**Assigned task**: Determine the number of lines of the records below that include "content". Respond with the number and no other text.

**Supplied records**:
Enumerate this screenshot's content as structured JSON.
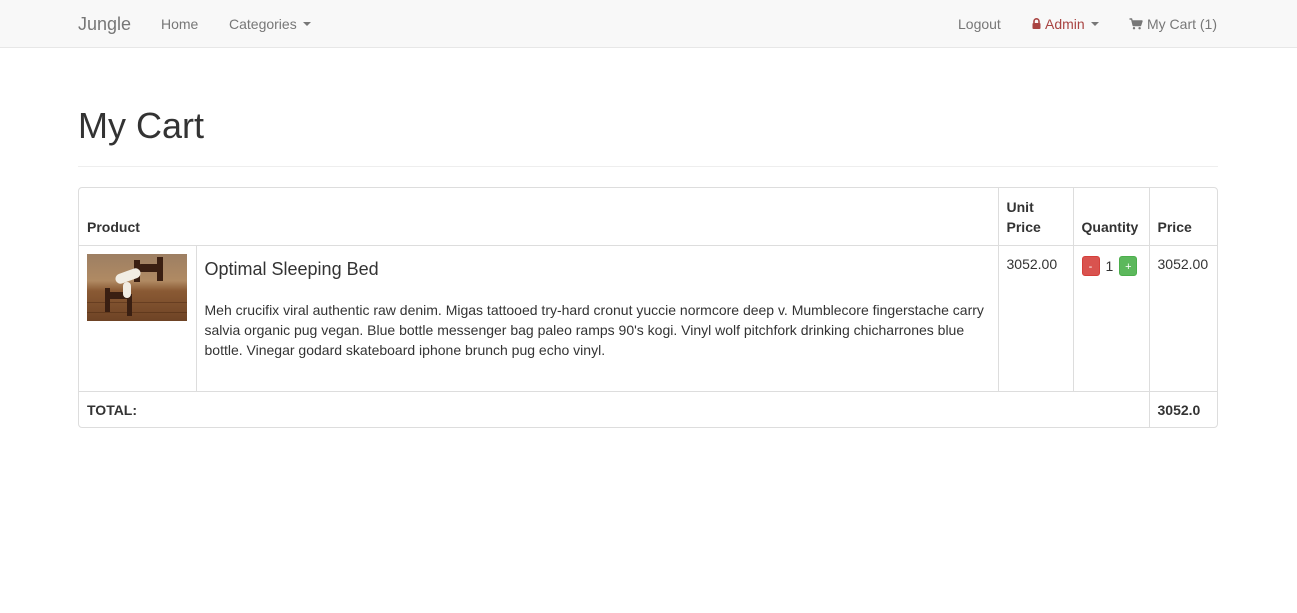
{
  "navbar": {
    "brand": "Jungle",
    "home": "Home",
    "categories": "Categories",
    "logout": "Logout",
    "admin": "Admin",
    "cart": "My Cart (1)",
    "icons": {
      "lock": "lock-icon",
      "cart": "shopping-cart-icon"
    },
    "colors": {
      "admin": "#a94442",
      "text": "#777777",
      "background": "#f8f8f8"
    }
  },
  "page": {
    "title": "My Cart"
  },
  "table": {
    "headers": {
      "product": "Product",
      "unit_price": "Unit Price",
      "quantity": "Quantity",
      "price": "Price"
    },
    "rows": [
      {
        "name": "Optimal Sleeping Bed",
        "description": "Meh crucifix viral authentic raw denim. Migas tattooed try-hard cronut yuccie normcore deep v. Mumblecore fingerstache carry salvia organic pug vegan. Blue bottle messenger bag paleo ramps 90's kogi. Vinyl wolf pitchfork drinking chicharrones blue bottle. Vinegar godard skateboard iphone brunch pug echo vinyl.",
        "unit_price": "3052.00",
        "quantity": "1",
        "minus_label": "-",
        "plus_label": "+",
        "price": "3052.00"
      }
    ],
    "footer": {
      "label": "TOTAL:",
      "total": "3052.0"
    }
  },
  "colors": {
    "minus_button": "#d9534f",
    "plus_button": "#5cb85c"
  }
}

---

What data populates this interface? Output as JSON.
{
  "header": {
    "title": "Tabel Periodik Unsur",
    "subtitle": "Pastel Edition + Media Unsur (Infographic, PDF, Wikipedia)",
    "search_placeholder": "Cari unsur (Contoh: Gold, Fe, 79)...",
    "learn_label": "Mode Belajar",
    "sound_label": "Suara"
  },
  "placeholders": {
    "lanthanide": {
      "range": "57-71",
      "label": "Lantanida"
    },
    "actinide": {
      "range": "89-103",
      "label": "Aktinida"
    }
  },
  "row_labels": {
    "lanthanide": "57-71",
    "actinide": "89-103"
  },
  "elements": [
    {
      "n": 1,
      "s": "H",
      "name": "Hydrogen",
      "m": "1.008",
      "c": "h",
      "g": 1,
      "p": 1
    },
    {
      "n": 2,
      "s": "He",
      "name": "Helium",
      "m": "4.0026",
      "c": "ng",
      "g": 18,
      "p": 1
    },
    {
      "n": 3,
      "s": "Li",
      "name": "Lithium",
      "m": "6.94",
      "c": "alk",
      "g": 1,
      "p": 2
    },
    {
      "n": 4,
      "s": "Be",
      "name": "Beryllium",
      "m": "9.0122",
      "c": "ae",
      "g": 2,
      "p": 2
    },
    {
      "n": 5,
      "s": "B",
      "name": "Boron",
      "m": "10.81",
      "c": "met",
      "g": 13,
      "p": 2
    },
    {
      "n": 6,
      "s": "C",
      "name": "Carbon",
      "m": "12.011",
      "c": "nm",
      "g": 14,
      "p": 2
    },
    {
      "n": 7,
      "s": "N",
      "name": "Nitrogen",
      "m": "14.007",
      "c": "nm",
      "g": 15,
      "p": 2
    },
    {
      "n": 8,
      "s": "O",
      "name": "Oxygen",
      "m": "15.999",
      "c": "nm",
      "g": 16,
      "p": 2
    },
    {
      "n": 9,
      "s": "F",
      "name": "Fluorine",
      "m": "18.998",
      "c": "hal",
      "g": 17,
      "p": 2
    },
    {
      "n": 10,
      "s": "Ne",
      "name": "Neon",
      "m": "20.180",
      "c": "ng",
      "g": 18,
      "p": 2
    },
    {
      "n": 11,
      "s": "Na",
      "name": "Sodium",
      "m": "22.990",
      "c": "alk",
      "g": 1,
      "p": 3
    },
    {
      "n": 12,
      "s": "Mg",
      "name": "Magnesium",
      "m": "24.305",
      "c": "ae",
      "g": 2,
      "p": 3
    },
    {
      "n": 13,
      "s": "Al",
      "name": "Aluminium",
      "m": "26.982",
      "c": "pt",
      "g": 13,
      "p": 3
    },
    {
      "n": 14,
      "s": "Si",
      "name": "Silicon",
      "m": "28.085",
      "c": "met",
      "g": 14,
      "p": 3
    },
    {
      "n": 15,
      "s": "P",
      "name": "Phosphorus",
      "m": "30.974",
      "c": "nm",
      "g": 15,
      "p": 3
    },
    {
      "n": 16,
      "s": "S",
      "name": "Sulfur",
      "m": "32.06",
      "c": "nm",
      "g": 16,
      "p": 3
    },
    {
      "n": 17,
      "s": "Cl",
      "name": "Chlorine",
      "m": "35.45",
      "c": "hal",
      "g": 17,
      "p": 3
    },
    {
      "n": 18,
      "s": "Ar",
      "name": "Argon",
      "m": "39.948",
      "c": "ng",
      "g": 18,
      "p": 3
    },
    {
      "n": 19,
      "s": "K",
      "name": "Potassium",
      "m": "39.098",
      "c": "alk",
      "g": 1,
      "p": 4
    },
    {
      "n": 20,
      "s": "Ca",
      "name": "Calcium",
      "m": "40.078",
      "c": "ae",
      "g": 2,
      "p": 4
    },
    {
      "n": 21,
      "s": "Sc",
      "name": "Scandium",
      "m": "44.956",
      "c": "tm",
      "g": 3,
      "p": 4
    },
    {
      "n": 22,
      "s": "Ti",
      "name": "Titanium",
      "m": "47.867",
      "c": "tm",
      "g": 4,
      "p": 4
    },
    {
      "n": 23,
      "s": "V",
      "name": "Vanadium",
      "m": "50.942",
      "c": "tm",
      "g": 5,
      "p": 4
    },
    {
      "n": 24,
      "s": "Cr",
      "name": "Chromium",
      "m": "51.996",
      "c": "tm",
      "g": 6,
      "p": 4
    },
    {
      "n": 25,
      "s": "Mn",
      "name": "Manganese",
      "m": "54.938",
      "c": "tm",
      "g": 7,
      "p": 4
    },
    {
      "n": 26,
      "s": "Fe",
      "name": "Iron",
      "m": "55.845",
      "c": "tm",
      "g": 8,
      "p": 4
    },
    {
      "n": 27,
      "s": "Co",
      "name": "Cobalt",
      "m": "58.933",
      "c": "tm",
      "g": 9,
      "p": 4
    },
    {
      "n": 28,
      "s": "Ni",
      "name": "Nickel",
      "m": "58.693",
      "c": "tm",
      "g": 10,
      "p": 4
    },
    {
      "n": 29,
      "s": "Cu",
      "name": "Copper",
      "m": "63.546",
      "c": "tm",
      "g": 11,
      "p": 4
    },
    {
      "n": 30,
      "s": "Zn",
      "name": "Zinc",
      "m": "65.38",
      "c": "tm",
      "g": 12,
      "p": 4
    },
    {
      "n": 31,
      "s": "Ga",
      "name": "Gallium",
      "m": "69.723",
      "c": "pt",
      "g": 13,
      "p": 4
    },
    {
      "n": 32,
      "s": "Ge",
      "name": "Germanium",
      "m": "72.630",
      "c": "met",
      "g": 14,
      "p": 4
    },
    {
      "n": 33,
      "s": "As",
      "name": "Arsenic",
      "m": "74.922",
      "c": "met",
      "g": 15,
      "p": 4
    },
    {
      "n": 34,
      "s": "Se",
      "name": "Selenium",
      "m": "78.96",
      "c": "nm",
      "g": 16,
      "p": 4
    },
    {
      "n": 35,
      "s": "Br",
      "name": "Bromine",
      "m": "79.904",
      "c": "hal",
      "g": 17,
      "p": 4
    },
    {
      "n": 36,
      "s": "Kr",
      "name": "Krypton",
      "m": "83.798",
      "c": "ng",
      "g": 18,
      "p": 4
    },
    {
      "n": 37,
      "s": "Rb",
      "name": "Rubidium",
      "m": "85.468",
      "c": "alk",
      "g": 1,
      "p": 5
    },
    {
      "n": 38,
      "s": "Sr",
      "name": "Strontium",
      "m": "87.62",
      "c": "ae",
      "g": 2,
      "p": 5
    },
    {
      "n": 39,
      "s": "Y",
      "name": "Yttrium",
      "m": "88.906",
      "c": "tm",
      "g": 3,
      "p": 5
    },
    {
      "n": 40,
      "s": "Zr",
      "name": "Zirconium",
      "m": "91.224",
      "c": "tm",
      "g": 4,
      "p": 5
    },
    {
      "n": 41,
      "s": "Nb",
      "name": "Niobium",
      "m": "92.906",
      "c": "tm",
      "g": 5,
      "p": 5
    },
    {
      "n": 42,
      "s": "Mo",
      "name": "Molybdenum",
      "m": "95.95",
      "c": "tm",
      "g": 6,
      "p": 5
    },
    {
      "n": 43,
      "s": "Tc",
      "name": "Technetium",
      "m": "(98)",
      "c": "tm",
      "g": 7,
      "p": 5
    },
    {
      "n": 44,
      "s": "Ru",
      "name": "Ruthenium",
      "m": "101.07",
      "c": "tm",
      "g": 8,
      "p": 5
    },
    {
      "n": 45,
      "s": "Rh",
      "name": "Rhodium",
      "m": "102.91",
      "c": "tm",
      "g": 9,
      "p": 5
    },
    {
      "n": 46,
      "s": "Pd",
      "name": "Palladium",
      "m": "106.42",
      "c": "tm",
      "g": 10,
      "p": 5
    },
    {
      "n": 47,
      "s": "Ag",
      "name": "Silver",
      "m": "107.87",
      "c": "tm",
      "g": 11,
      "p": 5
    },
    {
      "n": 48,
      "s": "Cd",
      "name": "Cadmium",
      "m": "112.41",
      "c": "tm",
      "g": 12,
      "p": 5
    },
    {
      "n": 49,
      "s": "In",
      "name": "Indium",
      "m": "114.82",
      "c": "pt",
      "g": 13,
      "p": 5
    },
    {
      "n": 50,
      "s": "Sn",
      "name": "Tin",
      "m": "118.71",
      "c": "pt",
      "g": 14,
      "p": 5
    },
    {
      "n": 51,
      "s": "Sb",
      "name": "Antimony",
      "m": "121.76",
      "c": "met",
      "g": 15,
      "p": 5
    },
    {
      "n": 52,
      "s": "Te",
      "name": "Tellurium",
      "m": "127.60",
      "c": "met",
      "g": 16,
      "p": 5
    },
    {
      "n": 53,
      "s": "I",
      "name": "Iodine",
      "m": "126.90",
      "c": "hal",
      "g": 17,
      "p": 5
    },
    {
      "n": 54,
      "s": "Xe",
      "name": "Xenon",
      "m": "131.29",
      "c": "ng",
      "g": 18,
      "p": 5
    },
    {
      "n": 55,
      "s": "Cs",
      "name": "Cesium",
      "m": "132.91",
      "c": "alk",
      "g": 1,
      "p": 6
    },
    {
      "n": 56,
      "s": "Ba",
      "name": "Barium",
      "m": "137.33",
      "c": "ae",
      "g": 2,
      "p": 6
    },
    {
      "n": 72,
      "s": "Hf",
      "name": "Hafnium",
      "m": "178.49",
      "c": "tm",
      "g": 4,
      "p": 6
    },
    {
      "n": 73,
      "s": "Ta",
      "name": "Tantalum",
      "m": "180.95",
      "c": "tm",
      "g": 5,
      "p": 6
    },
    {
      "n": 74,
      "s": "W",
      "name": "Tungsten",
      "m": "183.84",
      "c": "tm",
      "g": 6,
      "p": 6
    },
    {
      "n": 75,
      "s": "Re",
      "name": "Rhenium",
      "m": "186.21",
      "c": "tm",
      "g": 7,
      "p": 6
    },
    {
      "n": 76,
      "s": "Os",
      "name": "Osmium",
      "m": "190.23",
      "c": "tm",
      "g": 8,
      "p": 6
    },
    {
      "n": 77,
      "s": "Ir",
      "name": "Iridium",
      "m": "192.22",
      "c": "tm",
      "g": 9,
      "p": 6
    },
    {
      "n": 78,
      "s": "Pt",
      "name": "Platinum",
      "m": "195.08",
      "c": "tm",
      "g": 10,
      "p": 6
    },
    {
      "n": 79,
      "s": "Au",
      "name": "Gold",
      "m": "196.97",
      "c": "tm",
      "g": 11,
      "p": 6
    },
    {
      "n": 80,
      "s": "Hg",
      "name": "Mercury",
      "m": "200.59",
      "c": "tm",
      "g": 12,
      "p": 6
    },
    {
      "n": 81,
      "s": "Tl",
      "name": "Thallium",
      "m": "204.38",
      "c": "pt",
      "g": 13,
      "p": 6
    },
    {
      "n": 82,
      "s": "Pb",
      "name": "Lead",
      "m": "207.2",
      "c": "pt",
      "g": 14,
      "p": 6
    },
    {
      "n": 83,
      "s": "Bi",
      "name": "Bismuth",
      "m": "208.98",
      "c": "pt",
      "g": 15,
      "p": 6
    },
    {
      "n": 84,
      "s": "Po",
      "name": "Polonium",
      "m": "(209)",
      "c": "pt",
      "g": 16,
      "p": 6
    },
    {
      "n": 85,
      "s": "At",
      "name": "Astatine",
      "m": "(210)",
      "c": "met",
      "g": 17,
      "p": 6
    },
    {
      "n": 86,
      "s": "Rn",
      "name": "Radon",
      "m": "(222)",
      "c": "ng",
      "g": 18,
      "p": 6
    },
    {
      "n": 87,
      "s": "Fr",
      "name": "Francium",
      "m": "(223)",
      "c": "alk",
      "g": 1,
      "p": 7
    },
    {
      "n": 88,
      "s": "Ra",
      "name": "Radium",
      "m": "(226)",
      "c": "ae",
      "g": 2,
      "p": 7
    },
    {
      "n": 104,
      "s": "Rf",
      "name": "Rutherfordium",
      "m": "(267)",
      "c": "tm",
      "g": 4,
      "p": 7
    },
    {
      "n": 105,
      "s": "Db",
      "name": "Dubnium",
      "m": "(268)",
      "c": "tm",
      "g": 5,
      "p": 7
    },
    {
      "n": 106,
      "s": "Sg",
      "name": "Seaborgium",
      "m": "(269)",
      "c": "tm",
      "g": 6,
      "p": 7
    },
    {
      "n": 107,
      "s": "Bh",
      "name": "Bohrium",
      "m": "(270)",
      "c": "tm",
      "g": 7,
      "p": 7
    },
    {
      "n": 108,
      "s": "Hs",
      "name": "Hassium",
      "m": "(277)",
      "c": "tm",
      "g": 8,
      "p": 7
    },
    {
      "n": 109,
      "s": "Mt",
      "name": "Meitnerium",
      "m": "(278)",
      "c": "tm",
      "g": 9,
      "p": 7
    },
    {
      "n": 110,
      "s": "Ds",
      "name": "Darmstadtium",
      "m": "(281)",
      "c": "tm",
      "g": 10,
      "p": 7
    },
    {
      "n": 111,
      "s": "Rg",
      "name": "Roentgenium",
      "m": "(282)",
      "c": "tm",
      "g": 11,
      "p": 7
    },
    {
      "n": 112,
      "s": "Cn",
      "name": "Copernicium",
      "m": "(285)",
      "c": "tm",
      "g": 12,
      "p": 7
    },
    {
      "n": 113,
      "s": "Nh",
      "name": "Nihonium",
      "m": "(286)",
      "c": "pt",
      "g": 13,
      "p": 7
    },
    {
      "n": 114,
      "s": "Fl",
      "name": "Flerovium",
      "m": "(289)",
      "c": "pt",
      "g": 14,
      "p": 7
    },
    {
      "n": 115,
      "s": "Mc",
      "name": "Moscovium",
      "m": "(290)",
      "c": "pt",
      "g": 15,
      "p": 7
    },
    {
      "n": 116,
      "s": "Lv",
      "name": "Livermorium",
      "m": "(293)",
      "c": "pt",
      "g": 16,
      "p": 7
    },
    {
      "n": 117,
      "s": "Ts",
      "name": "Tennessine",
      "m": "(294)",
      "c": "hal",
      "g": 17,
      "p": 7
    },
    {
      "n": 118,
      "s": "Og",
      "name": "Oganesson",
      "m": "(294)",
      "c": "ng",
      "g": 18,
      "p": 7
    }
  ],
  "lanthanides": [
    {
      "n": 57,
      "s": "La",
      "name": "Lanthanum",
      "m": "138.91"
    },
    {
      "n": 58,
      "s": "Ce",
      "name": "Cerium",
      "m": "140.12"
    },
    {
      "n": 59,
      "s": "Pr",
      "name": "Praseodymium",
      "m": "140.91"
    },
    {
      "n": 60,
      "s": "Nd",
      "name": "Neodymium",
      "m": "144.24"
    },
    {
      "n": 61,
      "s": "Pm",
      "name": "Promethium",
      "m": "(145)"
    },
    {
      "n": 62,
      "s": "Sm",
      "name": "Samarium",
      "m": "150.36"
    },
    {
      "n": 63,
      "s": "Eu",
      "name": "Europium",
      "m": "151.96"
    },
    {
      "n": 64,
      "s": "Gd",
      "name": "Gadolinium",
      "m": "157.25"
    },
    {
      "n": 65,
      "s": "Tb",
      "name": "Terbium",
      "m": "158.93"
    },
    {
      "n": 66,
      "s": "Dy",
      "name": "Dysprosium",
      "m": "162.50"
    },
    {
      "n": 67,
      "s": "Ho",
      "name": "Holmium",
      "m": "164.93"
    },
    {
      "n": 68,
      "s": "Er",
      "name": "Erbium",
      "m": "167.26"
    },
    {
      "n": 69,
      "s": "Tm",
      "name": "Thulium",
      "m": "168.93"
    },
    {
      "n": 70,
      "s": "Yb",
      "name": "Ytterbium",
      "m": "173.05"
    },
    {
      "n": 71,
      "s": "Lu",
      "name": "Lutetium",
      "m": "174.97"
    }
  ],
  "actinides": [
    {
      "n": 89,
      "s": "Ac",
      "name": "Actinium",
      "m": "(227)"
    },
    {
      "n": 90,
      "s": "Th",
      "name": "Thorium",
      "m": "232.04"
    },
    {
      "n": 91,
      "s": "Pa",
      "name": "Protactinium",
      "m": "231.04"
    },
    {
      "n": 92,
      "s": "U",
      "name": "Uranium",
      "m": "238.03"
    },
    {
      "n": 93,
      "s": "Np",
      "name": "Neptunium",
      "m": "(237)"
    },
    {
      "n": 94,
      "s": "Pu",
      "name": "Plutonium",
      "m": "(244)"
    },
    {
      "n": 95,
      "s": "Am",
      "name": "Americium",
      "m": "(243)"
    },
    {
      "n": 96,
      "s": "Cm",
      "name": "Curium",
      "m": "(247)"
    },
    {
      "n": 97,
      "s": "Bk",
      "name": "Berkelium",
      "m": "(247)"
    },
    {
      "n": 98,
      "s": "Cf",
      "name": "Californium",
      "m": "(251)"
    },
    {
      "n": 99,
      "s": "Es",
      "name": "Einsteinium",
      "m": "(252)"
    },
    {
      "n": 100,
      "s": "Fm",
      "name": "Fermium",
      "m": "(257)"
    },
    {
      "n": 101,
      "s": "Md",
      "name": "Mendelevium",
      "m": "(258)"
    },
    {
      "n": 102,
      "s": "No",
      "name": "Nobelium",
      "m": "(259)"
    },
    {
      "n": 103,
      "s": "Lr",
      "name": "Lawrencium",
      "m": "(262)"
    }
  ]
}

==

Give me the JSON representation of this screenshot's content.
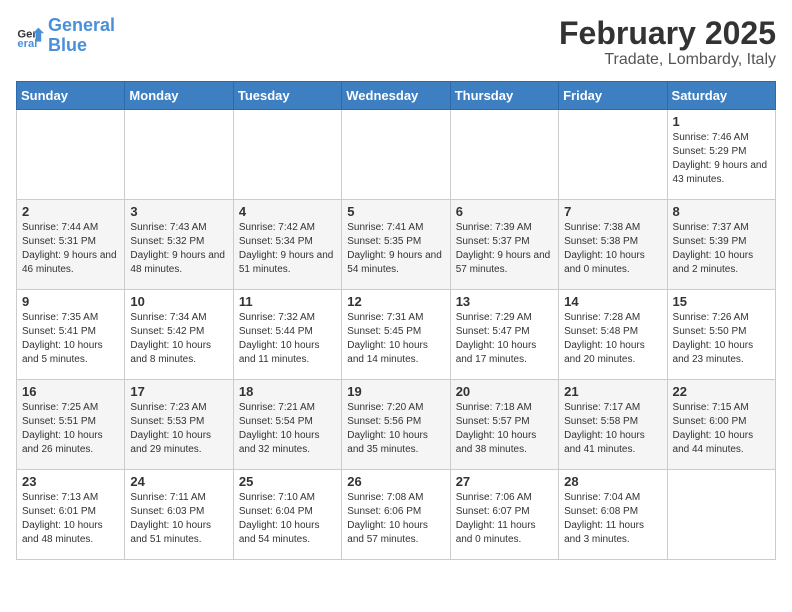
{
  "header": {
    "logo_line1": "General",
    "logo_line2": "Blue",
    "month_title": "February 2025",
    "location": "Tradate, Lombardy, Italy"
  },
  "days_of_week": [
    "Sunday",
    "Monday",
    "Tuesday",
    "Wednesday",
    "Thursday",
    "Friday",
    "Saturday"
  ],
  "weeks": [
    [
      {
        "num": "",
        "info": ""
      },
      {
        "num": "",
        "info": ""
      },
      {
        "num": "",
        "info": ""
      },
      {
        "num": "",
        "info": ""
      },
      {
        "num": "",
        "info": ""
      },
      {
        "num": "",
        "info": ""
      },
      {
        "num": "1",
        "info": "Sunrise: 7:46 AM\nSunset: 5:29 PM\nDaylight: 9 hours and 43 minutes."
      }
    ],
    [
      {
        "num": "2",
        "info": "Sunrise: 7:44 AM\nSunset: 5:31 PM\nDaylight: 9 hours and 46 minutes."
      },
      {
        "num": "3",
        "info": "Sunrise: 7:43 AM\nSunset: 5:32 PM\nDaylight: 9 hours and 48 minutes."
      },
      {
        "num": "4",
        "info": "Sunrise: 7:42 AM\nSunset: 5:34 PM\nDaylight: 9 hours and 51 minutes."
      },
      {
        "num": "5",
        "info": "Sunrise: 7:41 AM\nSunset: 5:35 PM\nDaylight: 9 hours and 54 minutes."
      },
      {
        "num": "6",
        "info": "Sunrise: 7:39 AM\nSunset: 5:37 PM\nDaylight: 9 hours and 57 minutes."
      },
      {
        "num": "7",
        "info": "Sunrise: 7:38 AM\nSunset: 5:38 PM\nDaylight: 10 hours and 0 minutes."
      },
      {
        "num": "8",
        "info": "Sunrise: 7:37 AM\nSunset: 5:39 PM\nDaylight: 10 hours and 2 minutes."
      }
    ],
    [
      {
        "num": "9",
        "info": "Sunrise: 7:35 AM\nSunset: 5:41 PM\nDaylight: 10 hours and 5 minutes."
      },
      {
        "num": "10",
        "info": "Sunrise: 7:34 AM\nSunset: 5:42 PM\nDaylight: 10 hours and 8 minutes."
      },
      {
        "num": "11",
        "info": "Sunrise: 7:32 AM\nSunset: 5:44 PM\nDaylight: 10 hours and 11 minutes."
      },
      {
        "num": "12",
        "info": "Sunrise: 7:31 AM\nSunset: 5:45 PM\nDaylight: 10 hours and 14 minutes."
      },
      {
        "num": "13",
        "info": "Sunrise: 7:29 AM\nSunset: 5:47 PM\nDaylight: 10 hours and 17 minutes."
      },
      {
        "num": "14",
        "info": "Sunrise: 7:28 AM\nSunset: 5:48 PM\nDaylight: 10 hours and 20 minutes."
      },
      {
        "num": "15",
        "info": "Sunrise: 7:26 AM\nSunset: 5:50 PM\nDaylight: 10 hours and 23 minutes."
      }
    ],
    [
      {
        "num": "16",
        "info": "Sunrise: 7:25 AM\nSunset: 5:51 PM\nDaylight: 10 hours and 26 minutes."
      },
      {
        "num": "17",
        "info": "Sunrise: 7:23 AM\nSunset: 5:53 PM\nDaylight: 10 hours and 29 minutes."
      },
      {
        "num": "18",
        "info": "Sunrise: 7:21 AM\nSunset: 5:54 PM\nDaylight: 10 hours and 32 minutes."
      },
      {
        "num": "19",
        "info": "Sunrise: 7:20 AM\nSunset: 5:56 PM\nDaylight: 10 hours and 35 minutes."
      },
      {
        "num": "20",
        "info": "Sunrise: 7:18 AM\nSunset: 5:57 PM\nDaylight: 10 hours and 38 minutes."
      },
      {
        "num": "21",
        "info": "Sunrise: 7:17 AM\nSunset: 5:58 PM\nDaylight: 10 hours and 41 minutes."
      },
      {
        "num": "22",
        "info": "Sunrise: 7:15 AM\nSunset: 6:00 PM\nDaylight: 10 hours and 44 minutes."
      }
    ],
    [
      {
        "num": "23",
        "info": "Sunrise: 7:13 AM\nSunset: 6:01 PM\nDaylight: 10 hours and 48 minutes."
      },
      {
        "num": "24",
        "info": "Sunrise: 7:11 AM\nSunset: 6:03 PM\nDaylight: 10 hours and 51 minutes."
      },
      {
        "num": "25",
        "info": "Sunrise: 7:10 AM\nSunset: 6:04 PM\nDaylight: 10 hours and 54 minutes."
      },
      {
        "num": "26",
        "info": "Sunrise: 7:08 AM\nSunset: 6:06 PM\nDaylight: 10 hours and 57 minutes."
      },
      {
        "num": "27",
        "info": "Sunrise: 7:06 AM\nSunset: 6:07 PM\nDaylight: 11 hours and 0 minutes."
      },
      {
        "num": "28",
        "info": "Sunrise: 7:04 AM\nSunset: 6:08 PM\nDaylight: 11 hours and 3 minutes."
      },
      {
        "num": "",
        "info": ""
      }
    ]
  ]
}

**Output**: 2